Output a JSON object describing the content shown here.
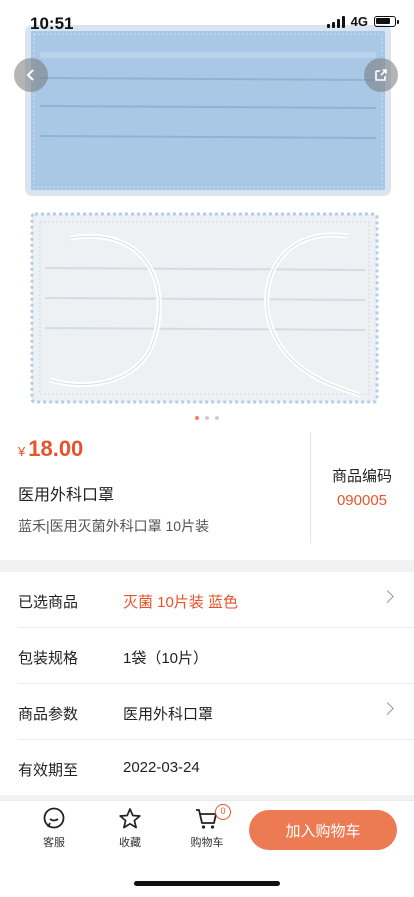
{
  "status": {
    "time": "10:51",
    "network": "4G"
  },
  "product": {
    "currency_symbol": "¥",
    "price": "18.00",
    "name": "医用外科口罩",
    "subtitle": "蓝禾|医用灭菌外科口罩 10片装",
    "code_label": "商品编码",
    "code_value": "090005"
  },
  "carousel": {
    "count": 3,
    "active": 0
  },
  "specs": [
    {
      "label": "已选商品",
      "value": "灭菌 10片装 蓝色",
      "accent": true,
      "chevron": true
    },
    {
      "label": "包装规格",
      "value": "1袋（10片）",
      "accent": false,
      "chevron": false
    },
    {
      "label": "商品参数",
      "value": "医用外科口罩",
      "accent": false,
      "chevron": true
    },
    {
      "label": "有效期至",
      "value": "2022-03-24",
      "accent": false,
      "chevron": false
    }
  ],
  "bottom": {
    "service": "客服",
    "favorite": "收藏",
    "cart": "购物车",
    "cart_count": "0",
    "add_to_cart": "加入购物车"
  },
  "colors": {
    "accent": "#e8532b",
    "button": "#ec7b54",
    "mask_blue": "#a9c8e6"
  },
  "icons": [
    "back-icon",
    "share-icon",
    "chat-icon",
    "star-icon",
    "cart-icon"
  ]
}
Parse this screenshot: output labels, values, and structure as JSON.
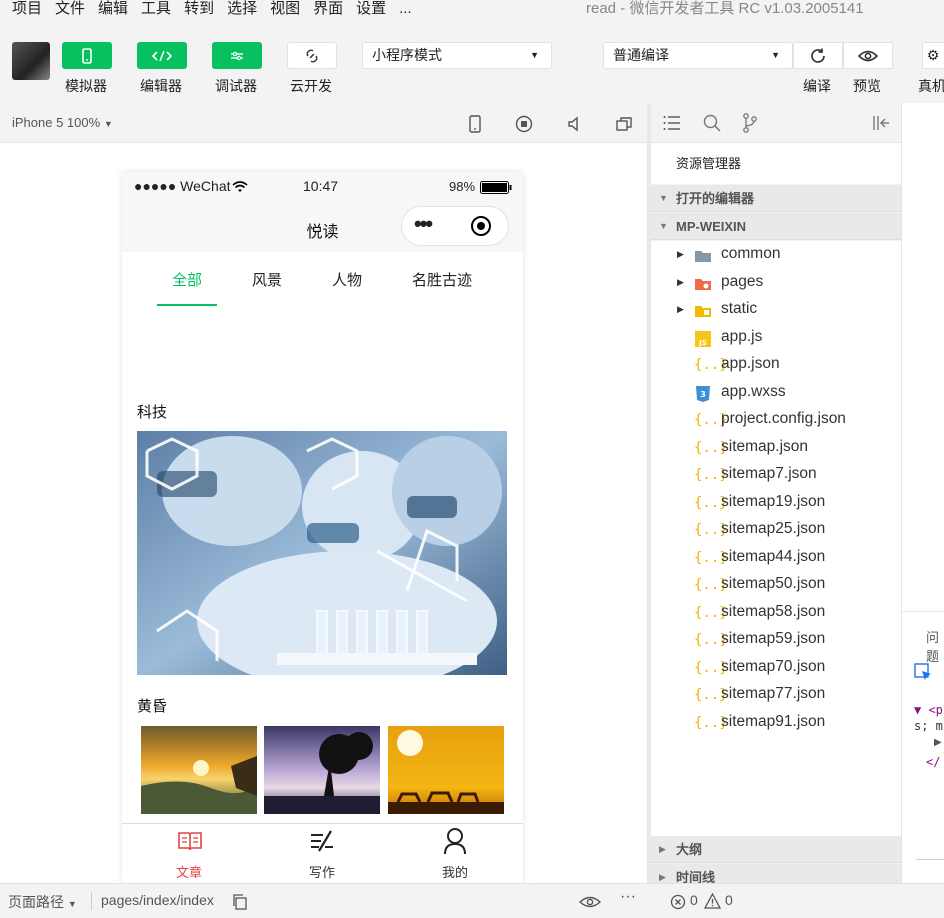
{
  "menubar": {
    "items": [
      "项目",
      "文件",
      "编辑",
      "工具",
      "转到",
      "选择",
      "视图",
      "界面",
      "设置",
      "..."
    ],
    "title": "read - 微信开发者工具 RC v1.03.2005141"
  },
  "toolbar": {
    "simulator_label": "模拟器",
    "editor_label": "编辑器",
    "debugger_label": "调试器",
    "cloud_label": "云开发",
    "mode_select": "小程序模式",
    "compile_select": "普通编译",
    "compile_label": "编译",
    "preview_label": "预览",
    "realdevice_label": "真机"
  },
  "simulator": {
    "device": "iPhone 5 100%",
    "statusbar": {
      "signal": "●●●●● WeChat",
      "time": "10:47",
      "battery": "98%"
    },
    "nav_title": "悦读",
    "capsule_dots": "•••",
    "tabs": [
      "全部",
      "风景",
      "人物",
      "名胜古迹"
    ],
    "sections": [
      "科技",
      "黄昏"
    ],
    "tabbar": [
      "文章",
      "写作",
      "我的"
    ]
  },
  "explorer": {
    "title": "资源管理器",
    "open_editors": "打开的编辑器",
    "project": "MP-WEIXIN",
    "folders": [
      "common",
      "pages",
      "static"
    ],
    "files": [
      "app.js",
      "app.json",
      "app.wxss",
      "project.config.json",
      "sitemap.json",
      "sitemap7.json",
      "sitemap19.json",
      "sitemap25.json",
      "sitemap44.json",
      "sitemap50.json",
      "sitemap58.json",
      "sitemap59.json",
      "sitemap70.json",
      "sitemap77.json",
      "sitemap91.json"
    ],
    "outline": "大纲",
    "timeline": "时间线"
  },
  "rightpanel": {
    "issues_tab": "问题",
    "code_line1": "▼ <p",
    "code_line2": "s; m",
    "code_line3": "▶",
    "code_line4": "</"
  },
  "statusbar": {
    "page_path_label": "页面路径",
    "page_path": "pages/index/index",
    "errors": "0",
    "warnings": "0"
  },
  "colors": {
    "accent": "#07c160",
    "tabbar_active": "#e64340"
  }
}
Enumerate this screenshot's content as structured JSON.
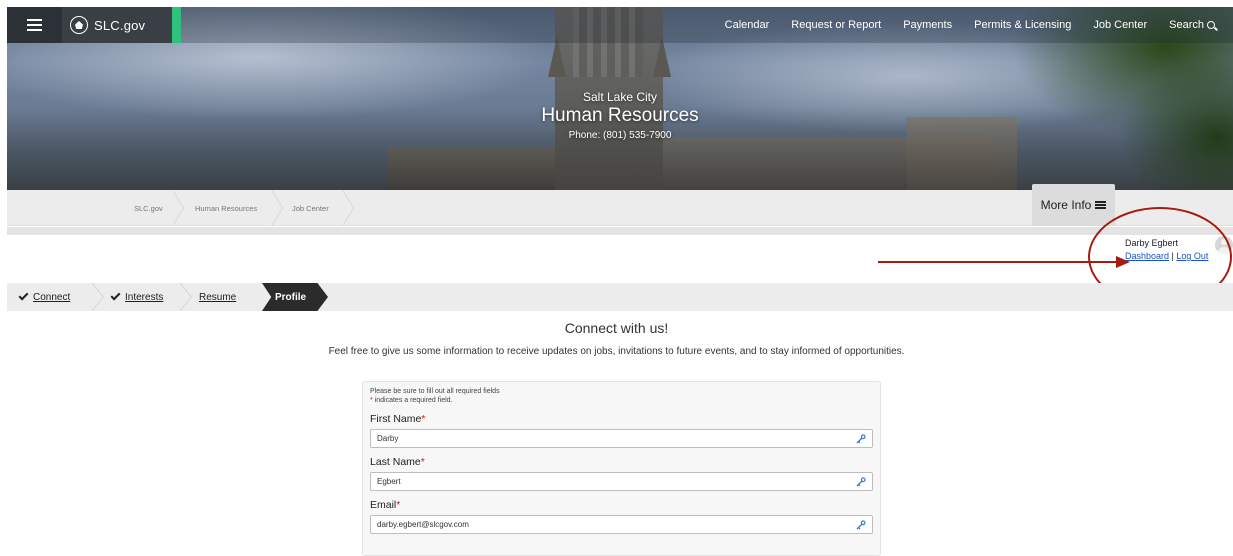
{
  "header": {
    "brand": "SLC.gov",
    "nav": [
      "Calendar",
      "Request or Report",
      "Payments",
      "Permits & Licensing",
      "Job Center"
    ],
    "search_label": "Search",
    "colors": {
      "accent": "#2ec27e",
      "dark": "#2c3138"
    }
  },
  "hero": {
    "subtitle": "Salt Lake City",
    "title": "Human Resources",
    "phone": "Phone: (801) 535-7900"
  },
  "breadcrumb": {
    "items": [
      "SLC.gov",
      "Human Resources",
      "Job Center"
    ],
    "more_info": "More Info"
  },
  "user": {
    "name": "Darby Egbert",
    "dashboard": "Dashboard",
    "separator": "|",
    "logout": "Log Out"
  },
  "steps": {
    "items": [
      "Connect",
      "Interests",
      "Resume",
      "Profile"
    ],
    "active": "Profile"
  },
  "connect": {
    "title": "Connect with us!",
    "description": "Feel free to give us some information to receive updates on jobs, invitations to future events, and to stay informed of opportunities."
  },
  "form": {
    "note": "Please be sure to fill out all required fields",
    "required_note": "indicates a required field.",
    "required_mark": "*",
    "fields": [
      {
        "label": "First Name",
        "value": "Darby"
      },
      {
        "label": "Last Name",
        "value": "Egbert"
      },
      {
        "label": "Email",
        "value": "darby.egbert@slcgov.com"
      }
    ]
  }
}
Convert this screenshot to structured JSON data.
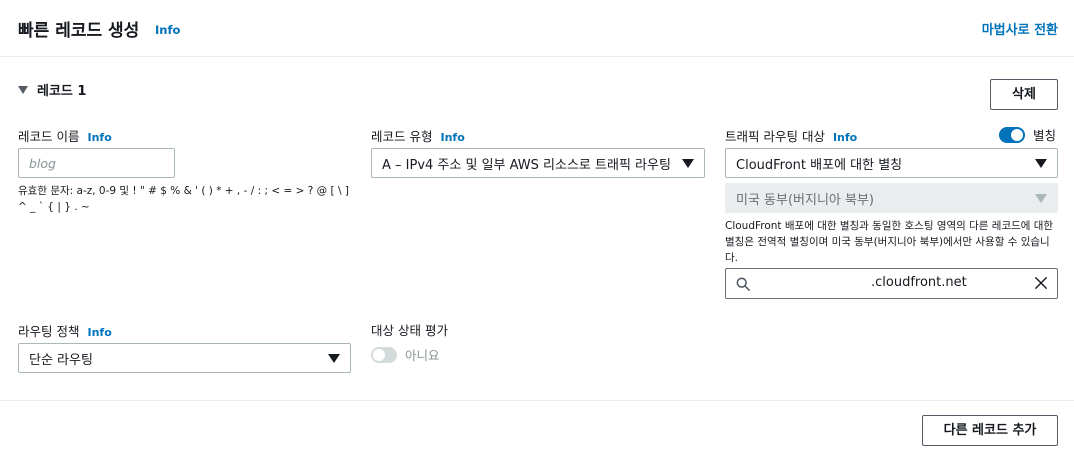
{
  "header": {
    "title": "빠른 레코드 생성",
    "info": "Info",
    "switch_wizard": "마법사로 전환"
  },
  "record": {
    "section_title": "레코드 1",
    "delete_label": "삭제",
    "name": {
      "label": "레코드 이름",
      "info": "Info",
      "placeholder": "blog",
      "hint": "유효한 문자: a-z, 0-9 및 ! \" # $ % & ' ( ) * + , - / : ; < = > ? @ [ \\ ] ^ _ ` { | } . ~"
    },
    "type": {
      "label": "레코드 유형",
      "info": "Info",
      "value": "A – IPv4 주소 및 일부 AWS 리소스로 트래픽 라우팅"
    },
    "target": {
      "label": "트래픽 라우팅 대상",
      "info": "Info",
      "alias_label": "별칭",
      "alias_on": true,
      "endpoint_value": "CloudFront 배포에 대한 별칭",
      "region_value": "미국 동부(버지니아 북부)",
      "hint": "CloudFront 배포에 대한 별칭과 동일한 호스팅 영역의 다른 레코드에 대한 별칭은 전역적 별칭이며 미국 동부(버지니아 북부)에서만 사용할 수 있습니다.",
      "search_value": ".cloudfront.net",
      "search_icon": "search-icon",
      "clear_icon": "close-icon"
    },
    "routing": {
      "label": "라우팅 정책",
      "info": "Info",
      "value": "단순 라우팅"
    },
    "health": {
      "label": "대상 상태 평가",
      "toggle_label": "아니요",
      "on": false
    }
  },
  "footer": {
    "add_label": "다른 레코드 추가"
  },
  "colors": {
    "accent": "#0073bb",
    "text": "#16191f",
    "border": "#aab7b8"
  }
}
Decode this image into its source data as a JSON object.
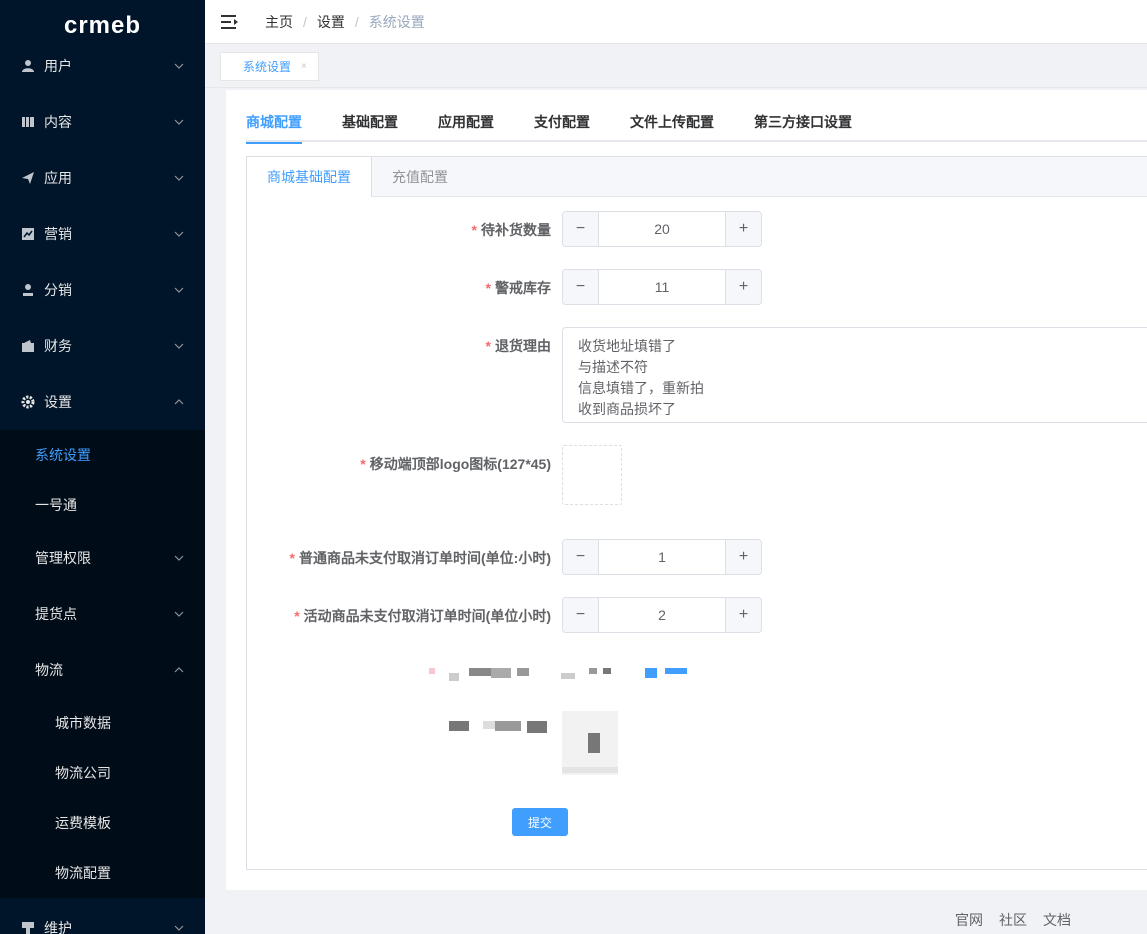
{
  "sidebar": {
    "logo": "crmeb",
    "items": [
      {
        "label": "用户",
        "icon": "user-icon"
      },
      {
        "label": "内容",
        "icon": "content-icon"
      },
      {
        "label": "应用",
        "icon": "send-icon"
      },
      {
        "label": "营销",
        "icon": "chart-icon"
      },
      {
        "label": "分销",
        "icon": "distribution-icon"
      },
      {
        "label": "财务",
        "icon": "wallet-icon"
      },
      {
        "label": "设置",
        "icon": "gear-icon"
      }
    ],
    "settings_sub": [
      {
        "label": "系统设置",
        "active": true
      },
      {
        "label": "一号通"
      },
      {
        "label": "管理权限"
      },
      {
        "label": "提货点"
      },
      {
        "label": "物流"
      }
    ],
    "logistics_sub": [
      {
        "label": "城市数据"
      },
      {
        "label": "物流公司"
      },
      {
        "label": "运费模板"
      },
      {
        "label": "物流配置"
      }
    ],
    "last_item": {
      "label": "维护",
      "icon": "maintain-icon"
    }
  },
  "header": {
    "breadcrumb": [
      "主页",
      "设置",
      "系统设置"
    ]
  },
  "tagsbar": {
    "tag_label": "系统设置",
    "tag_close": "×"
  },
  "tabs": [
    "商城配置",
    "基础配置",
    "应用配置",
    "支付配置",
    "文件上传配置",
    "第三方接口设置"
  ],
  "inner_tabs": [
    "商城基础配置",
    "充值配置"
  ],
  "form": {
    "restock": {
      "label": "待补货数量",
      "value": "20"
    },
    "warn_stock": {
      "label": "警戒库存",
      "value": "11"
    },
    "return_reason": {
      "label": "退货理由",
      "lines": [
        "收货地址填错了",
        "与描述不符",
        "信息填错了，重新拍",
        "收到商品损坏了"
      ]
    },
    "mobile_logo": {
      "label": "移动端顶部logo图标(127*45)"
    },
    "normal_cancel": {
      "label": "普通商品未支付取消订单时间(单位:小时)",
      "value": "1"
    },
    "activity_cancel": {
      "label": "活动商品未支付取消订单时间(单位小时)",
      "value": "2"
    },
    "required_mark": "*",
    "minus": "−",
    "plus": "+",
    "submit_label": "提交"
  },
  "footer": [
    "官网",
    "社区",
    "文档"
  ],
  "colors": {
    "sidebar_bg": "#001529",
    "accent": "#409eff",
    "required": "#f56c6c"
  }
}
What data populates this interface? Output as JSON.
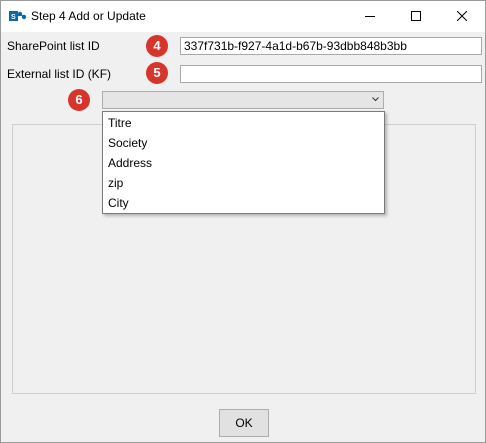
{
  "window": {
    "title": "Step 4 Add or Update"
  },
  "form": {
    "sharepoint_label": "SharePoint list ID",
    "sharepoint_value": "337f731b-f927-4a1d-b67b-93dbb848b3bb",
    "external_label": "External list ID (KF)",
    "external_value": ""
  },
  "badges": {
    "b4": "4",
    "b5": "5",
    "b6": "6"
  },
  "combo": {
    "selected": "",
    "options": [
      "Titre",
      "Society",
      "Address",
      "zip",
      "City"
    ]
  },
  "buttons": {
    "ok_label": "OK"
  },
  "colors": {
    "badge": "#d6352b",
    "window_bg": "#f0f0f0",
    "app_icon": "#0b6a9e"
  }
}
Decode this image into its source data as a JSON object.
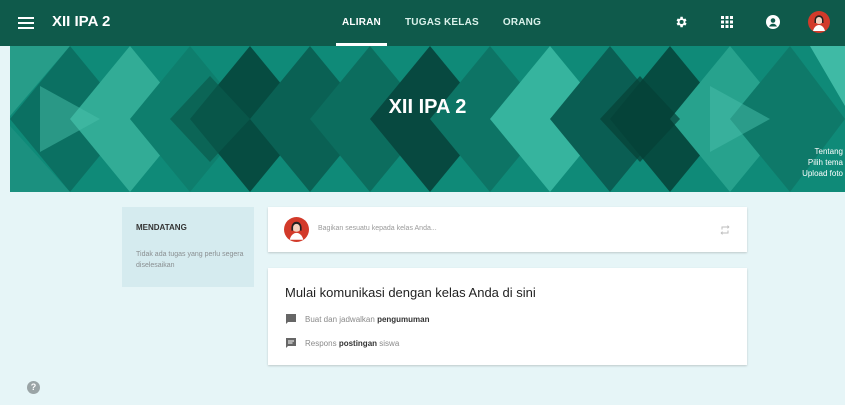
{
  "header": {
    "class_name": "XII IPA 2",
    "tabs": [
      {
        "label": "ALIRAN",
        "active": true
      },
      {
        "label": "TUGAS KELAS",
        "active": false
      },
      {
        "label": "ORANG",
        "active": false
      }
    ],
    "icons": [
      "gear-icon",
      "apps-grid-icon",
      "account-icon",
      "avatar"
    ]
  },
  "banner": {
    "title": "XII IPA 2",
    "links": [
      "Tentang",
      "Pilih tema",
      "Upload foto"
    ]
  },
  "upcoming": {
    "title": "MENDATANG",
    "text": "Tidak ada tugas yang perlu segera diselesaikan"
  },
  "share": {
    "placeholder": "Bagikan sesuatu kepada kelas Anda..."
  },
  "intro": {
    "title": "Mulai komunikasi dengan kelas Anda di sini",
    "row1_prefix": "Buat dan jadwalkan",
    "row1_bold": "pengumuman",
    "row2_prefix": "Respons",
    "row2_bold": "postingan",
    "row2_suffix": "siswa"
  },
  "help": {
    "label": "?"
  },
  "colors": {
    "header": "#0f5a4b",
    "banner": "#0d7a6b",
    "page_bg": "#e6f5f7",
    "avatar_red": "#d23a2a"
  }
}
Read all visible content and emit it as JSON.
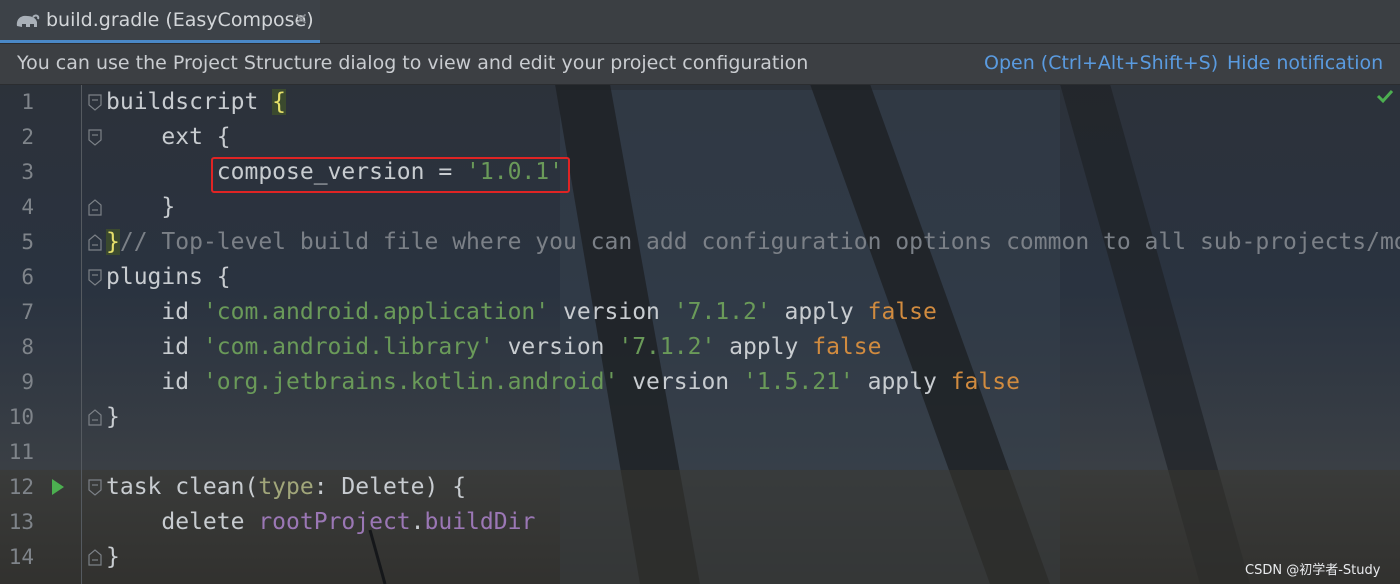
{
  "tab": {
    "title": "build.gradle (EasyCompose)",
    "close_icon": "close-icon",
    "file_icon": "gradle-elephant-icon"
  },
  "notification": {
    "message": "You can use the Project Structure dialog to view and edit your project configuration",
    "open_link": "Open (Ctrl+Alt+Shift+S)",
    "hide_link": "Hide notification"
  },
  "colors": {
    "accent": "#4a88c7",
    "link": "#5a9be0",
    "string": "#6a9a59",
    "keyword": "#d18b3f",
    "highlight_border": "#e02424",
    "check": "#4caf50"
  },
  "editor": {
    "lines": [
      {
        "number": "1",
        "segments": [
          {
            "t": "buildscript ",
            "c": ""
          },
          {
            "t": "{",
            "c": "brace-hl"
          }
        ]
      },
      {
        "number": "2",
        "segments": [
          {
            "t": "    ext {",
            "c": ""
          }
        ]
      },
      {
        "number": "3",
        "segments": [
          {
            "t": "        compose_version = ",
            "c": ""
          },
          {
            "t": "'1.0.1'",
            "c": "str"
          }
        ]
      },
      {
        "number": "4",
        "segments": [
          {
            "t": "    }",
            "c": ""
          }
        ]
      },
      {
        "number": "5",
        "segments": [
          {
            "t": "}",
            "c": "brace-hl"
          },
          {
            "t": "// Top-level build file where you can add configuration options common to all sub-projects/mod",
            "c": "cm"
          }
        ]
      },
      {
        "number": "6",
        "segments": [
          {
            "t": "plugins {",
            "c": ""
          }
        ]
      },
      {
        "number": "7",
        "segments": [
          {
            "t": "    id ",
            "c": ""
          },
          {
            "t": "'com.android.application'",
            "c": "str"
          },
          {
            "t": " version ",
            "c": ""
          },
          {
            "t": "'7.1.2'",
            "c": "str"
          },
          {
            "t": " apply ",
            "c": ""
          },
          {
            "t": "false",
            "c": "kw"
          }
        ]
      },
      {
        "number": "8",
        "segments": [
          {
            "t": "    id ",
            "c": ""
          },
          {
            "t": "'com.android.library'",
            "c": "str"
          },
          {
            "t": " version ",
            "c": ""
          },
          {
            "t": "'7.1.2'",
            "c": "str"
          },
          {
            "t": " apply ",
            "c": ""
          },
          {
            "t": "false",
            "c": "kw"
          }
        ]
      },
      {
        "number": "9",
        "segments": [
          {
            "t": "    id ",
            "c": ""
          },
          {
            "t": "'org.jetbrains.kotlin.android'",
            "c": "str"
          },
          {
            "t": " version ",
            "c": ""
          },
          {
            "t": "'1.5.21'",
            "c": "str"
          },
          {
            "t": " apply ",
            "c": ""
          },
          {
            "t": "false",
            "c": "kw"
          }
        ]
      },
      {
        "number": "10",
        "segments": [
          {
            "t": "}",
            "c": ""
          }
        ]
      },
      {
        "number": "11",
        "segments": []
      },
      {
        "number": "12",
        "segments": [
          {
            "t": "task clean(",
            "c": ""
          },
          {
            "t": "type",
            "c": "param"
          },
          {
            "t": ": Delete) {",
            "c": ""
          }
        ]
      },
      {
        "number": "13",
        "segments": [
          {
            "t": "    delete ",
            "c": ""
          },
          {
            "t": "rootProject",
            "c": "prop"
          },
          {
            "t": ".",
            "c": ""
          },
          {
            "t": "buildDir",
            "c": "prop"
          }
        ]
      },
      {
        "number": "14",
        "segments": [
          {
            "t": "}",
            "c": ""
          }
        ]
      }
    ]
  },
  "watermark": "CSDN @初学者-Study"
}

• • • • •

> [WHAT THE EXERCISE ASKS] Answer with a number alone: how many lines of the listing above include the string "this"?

> [YOUR SOLUTION] 6